Kant is the best example, and is used often. Of that arrogance defined by universalization of a query; and if we are willing to apply it in all circumstances, regardless of individual differences that may matter in the context of exceptions recognized, we are to adhere to that which may harm our own interests. Why is transcendence important? Why do philosophers insist that any “valid” moral basis possess a metaphysical foundation, transpired in order to justify a cornerstone unsullied by the meanness of common life? Is the fact of relative significance unacceptable merely because it is subject to change? Do we not, in daily life, have to adapt in every circumstance, all the time throughout every encounter with experiences, and is this not the very essence of survival?
We bought the posit of Plato and Aristotle – those two old Greek men who provided the foundation of Western Thought – that either (A) a transcendent Form of universalized principle must exist, or (B) that a methodological argumentation must be able to be advanced, in order to “justify” the ethical groundwork telegraphed. That is how laws, statutes, and societal foundations have evolved – from the implicit assumption that, somehow, principles above and beyond the pragmatic are necessary. But are they? In a world that embraces pure materialism and the genetic predisposition of all that exists, without the inconvenience of a creator or grand inquisitor, is not the approach of pragmatism – of that which merely “works” – enough?
That is how the Federal agencies and the U.S. Postal Service operates these days; they care less about any “principles” of fairness in the workplace, or employment “codes” that allegedly overshadow the work ethic applied to employees, and instead, approach it with a view towards the bottom line: Profitability. For so many years, the Federal Government was incessantly being compared to the private sector – in terms of output, efficiency and investment-for-returns. Such comparisons failed to recognize the obvious: the two general entities served different purposes and needs of society, and forcing them to coalesce and reflect each other merely denigrated the essence of each.
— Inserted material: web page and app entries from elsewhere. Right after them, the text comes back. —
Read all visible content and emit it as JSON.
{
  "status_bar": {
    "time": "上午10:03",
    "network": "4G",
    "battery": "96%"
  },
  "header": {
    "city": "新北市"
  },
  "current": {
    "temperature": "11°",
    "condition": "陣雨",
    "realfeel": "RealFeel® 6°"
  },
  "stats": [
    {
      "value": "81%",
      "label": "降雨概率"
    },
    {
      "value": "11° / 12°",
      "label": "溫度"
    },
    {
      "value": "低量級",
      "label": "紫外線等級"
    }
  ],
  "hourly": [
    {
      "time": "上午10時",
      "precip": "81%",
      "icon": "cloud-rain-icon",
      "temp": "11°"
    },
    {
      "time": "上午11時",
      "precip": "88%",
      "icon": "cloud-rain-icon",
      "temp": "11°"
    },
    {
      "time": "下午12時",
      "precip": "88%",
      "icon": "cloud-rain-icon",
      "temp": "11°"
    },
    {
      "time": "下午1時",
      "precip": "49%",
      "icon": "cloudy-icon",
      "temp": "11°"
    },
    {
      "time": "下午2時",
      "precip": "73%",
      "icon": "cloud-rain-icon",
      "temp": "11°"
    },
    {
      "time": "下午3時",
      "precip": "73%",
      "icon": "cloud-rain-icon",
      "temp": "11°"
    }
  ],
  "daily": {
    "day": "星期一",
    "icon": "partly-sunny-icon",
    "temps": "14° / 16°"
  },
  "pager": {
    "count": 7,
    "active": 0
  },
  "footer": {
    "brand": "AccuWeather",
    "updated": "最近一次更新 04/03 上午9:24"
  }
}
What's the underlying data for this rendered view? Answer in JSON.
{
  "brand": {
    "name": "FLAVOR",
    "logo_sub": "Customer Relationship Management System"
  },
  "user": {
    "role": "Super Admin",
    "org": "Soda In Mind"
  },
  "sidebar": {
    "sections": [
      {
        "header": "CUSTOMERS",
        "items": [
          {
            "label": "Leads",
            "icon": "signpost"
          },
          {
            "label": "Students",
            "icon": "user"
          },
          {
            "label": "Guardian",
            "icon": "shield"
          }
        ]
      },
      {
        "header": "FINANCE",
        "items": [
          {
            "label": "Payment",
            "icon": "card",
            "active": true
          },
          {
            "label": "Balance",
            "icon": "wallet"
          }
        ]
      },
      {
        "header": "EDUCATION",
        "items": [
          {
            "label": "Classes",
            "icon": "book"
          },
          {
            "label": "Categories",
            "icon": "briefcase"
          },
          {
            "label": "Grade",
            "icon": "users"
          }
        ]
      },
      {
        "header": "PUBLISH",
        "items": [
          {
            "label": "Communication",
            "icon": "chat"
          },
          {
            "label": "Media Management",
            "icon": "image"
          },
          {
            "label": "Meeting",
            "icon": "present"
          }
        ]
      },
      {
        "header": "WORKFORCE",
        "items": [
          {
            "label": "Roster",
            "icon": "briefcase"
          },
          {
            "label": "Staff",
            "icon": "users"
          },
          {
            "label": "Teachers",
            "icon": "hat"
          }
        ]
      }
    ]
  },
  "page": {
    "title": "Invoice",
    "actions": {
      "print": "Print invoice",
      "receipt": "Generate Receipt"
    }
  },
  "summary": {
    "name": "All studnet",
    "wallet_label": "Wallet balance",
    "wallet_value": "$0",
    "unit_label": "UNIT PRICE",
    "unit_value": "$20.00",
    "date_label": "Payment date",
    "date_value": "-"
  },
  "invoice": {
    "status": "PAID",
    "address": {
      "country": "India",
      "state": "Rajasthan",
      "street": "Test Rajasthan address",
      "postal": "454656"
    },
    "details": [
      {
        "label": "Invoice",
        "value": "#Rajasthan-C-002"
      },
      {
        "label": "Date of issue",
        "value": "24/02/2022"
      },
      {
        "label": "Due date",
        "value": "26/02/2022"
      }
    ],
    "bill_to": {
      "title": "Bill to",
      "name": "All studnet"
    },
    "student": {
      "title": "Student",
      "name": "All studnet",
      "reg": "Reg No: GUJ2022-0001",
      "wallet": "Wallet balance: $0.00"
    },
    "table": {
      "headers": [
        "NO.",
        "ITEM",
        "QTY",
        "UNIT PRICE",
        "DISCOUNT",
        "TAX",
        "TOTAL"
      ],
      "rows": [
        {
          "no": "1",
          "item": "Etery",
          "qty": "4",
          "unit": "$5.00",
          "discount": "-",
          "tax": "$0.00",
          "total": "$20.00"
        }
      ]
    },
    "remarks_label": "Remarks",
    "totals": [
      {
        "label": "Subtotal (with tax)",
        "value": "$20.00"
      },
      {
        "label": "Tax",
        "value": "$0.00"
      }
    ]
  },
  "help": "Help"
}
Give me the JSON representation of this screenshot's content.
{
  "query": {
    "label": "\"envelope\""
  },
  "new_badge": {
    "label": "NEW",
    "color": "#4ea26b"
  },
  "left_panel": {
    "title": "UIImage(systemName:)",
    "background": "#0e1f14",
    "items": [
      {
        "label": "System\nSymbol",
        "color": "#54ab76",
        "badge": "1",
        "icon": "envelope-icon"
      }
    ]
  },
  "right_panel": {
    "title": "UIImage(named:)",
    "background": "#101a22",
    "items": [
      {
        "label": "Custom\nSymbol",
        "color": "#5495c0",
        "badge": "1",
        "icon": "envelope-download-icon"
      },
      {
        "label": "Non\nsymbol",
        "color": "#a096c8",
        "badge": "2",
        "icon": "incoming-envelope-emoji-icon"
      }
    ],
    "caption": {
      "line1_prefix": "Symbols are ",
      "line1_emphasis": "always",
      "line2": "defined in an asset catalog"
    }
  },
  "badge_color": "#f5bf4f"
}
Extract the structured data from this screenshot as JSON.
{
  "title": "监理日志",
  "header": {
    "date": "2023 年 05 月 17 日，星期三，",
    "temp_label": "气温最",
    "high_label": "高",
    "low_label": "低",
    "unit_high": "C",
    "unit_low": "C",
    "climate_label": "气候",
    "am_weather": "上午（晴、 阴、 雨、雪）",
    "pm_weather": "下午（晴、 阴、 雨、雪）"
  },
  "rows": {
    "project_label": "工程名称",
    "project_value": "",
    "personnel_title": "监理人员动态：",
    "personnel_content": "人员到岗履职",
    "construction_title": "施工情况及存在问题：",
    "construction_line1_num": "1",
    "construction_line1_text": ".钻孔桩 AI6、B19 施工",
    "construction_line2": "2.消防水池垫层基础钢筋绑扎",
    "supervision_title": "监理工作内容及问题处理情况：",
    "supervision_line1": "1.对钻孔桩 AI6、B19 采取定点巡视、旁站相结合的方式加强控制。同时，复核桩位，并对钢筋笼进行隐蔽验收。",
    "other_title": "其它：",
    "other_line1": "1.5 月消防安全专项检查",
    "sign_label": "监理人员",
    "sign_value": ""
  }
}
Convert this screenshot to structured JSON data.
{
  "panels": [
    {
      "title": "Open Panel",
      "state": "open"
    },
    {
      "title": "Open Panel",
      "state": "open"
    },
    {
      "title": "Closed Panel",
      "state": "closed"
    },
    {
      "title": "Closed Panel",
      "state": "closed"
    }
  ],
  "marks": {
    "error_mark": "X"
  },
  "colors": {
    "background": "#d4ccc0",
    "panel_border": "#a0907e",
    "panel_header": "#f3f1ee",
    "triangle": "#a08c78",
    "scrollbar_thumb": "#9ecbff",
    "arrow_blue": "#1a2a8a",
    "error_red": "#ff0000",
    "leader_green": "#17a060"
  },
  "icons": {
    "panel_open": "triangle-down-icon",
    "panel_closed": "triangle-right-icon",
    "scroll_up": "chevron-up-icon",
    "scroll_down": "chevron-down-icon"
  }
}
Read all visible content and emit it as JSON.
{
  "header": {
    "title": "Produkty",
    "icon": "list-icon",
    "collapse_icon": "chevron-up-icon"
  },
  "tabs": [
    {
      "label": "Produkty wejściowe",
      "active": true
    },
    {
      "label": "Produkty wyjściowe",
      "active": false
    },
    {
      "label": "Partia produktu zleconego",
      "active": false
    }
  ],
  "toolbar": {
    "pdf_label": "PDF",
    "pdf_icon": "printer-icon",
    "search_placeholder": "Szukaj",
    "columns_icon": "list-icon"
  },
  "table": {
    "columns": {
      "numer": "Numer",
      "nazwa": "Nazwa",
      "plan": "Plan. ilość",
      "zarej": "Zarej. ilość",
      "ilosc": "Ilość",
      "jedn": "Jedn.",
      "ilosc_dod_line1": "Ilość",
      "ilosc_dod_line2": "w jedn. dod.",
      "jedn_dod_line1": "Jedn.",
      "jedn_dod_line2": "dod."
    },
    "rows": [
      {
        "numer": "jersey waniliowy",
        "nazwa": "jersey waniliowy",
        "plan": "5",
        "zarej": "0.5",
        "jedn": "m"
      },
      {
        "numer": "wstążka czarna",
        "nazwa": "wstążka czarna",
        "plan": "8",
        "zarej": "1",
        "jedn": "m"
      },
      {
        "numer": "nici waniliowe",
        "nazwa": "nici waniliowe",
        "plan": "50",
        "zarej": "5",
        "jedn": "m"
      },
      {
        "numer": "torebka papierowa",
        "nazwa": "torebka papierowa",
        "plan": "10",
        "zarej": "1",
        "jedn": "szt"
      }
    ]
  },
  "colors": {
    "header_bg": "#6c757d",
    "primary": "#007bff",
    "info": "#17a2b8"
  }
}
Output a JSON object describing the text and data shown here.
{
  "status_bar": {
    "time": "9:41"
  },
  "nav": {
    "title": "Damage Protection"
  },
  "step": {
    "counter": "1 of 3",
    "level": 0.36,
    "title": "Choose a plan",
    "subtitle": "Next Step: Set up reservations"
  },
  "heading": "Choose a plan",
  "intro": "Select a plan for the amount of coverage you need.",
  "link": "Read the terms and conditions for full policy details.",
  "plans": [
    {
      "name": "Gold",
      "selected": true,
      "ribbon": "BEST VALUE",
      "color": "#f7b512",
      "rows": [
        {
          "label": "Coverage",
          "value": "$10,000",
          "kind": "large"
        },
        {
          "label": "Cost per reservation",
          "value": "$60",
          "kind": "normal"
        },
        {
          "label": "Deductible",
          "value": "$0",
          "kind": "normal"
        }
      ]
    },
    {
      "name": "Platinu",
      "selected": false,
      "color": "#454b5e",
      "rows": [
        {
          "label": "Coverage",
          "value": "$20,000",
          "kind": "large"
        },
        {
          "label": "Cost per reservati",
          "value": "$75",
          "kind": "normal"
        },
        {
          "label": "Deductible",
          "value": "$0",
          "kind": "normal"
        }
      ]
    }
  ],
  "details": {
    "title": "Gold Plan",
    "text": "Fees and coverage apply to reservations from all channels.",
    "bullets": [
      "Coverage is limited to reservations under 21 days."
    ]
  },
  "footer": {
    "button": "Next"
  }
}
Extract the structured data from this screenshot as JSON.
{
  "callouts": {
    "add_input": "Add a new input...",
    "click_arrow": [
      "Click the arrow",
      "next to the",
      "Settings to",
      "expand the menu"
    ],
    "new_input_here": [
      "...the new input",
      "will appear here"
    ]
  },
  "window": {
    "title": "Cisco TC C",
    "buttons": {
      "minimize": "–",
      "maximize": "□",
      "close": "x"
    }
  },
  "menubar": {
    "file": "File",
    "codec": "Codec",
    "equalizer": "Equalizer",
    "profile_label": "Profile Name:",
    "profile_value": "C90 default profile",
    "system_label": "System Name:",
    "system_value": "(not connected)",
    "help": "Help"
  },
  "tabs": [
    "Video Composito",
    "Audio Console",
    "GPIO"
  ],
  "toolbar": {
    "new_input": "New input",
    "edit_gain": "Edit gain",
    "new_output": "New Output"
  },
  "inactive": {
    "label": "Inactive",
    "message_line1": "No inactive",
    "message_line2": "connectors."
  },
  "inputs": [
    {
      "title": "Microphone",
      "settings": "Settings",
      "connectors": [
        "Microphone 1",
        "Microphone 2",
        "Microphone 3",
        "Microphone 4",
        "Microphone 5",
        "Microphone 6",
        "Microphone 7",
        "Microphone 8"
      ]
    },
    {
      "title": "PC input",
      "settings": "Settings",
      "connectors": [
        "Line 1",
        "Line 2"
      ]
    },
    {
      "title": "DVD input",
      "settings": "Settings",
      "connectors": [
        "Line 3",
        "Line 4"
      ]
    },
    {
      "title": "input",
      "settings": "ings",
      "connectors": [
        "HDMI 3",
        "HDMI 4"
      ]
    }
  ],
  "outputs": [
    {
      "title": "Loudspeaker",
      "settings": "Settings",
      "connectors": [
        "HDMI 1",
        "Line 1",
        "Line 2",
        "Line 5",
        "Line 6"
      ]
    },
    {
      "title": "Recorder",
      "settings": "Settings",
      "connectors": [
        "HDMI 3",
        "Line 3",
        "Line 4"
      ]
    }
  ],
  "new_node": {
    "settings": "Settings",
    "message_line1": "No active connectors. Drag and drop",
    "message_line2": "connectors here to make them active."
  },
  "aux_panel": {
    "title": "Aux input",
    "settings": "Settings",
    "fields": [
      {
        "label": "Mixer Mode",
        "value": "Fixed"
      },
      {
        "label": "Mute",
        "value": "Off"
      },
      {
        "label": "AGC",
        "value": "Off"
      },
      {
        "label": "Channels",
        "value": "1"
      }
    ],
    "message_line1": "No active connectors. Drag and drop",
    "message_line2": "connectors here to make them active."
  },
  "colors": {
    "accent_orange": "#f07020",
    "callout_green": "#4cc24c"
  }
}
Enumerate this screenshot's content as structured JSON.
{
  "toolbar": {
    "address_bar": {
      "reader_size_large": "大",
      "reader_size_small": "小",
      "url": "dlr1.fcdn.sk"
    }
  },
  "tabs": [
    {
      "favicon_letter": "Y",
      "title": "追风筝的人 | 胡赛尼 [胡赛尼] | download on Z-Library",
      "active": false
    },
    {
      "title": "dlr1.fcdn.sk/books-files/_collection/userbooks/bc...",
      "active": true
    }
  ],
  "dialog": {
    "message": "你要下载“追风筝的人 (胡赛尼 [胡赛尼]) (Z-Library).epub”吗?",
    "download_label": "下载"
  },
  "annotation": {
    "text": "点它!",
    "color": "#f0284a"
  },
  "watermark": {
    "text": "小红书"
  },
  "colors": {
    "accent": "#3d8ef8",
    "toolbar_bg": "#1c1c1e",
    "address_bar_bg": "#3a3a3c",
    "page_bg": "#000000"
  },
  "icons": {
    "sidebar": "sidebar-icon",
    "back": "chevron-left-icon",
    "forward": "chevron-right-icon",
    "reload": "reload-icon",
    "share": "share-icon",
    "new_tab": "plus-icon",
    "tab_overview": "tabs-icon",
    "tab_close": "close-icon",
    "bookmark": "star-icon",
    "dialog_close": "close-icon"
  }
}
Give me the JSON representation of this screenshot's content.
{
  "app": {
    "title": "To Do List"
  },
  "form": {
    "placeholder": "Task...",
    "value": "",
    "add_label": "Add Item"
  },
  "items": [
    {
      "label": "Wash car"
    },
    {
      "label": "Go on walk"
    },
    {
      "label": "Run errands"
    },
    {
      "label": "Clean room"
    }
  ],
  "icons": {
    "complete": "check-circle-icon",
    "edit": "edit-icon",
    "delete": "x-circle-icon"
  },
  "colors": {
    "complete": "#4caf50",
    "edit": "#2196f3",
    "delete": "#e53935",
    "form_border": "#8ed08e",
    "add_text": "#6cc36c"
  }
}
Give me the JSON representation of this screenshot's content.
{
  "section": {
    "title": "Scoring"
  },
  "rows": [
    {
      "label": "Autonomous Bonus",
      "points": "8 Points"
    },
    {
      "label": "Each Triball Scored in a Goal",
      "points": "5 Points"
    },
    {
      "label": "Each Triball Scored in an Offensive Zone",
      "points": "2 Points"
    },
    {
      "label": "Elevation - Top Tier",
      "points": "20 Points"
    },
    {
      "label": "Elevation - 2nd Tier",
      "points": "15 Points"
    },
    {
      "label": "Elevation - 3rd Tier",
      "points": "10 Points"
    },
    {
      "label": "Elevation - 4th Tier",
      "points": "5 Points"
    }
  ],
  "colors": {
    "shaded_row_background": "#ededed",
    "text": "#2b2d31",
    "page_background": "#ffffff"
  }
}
It is not so much the attributable similarities between Plato and Aristotle which form the foundation of such thinking; rather, it is the contrasting approaches between Heraclitus and Parmenides that conform our moments of contemplative underpinnings: between change and permanence, betwixt relativity and transcendence.
For Federal employees and U.S. Postal workers who are considering filing for Federal Disability Retirement benefits through the U.S. Office of Personnel Management, whether the Federal or Postal employee is under FERS, CSRS or CSRS Offset, the question often arises as to a conflicting sense between one’s “Moral Code” and the pragmatic need to file for Federal Disability Retirement benefits through OPM. Often, such a conflict is merely a result of muddled thinking – that, somehow, it is not “right” or “fair” to file for benefits when one is so young, or where one can still be productive, but not at the same level as before. But that is precisely how the benefit of Federal Disability Retirement is set up – to allow for a retirement from one’s particular kind or type of work, yet presenting an opportunity to remain productive in the private sector, and potentially make up to 80% of what one’s former Federal or Postal position currently pays.
Morality is all well and good for the elitists of our culture, but in the common world of pragmatism, we must embrace that which we are given, like breadcrumbs dusted off at the dinner table of the behemoth called, the United States Office of Personnel Management.
Robert R. McGill, Esquire